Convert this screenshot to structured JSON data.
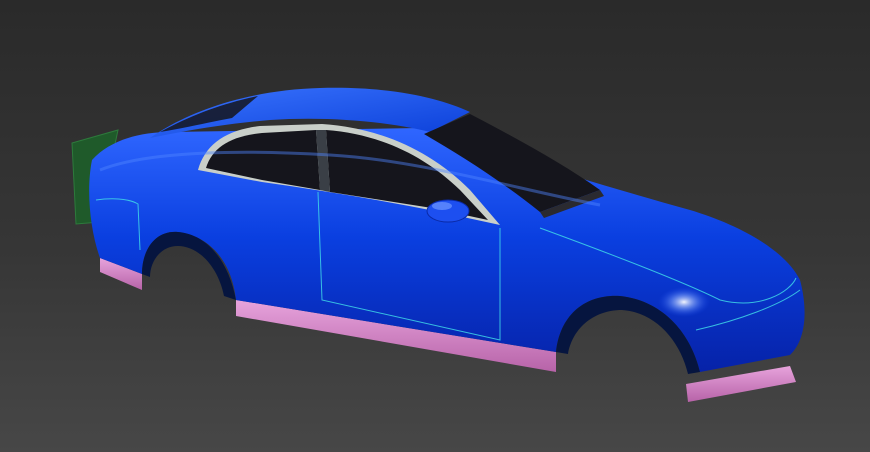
{
  "scene": {
    "kind": "3d-viewport",
    "subject": "car-body-model",
    "colors": {
      "background_top": "#2a2a2a",
      "background_bottom": "#474747",
      "body_paint": "#0a3fe0",
      "body_shadow": "#0622a8",
      "body_highlight": "#4f86ff",
      "window_glass": "#15151c",
      "window_trim": "#c9cfc9",
      "sill_panel": "#d97fc7",
      "rear_patch": "#1f5a2a",
      "edge_lines": "#3fd8e8"
    }
  }
}
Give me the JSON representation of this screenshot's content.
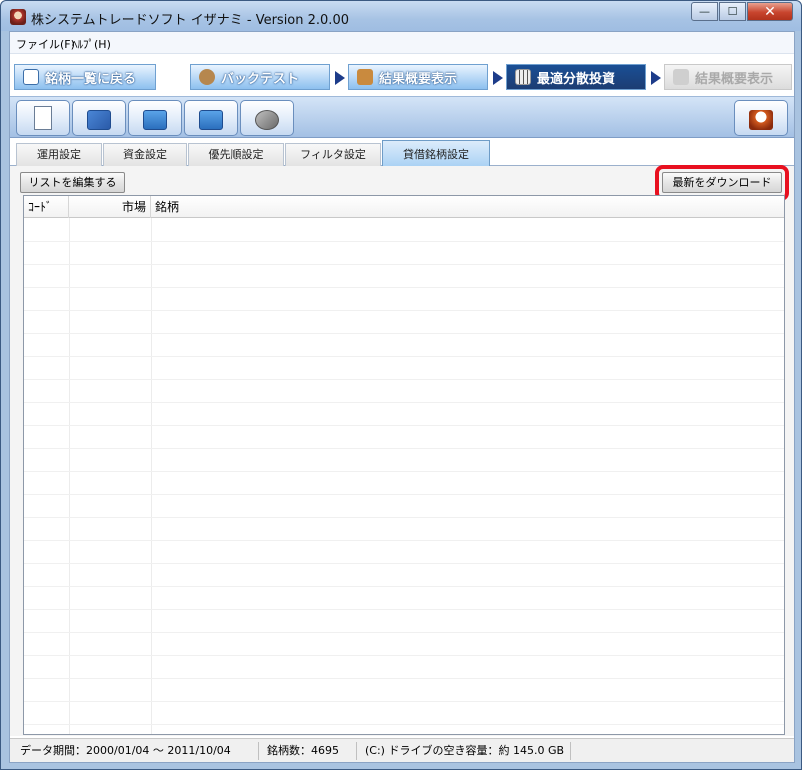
{
  "window": {
    "title": "株システムトレードソフト イザナミ - Version 2.0.00",
    "controls": {
      "minimize": "—",
      "maximize": "☐",
      "close": "✕"
    }
  },
  "menu": {
    "items": [
      "ファイル(F)",
      "ﾍﾙﾌﾟ(H)"
    ]
  },
  "nav": {
    "tabs": [
      {
        "label": "銘柄一覧に戻る",
        "icon": "eye-icon",
        "state": "normal"
      },
      {
        "label": "バックテスト",
        "icon": "backtest-icon",
        "state": "normal"
      },
      {
        "label": "結果概要表示",
        "icon": "result-icon",
        "state": "normal"
      },
      {
        "label": "最適分散投資",
        "icon": "calculator-icon",
        "state": "active"
      },
      {
        "label": "結果概要表示",
        "icon": "chart-icon",
        "state": "disabled"
      }
    ]
  },
  "toolbar": {
    "buttons": [
      "new-file-icon",
      "calendar-icon",
      "export-icon",
      "import-icon",
      "tools-icon"
    ],
    "right_button": "character-icon"
  },
  "subtabs": {
    "items": [
      "運用設定",
      "資金設定",
      "優先順設定",
      "フィルタ設定",
      "貸借銘柄設定"
    ],
    "active_index": 4
  },
  "panel": {
    "edit_list_label": "リストを編集する",
    "download_label": "最新をダウンロード"
  },
  "grid": {
    "columns": [
      "ｺｰﾄﾞ",
      "市場",
      "銘柄"
    ]
  },
  "status": {
    "data_period": "データ期間：2000/01/04 〜 2011/10/04",
    "stock_count": "銘柄数：4695",
    "disk_space": "(C:) ドライブの空き容量：約 145.0 GB"
  },
  "colors": {
    "highlight": "#e8101f",
    "nav_active": "#1c3d73",
    "toolbar": "#a3c0e4"
  }
}
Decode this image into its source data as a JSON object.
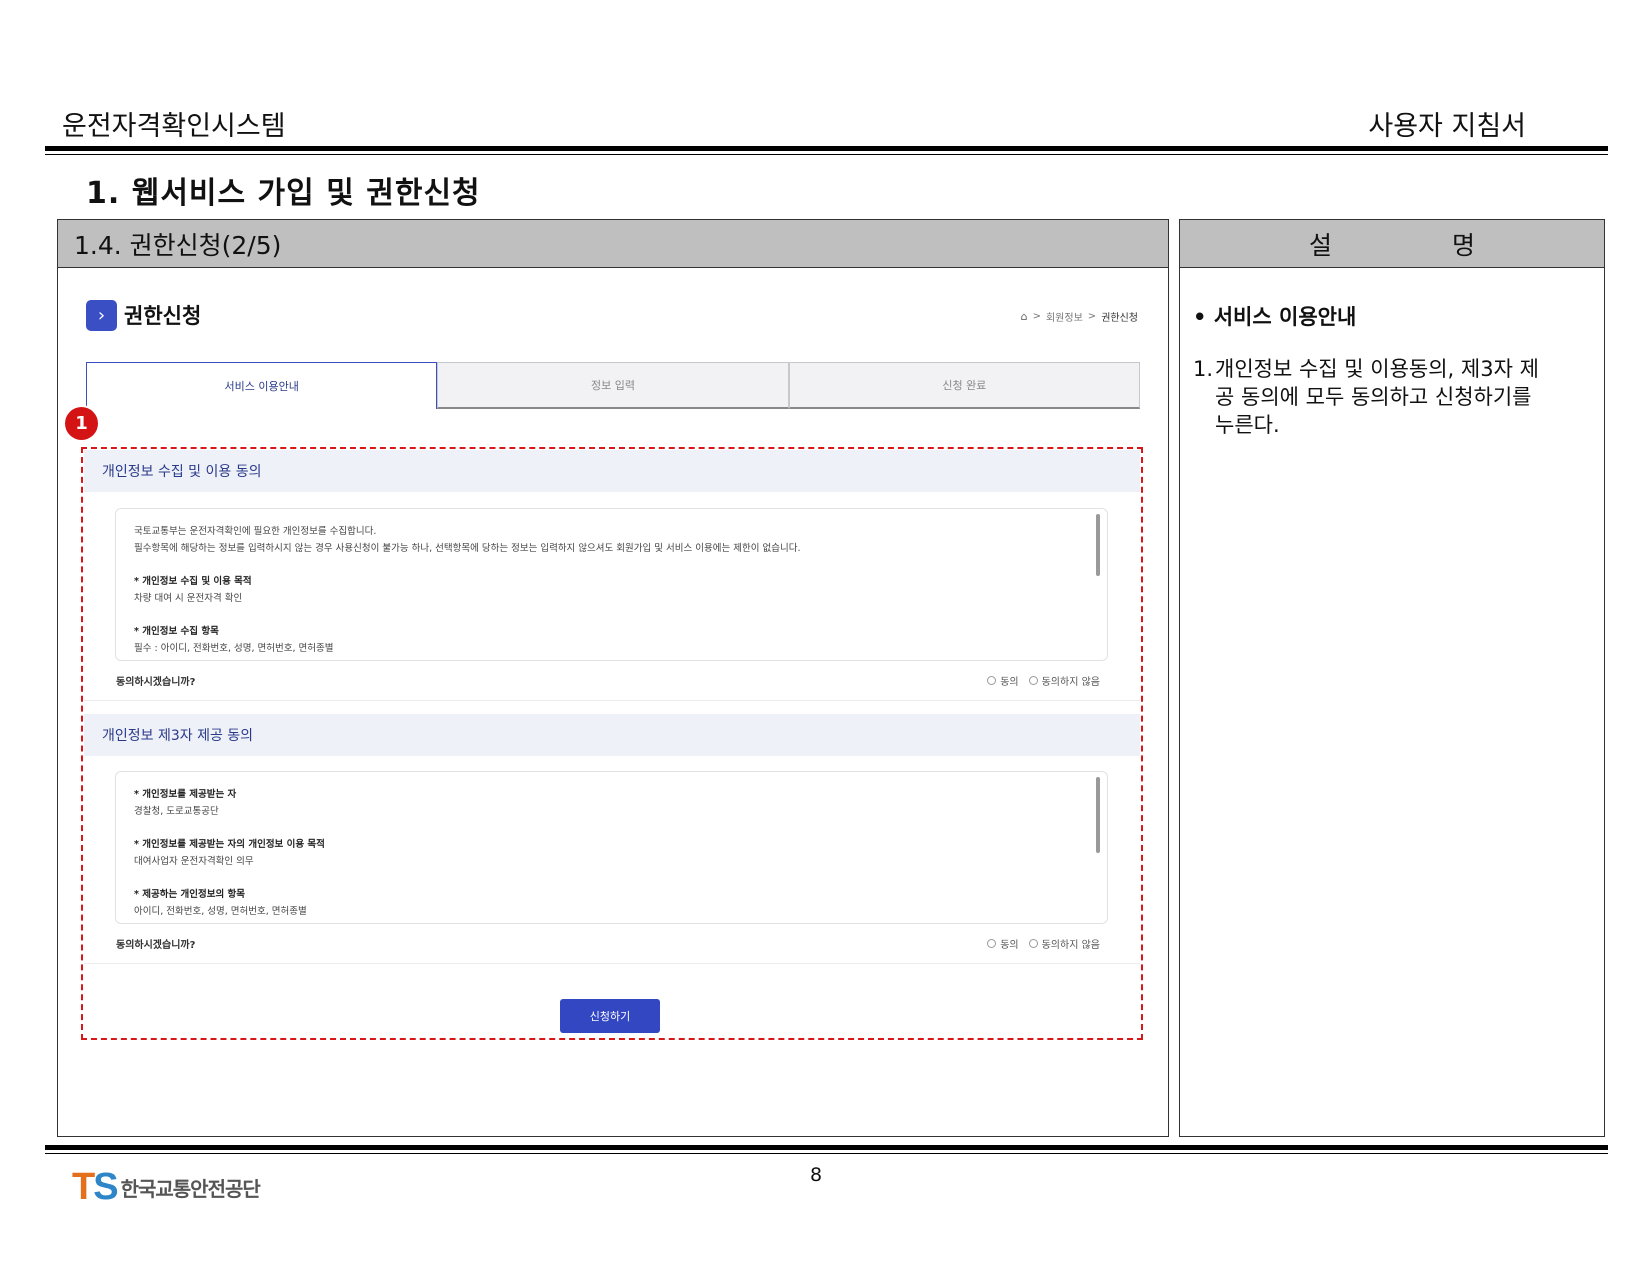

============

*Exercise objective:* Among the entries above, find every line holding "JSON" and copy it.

*Answer space:*
Convert this screenshot to structured JSON data.
Give me the JSON representation of this screenshot's content.
Decode this image into its source data as a JSON object.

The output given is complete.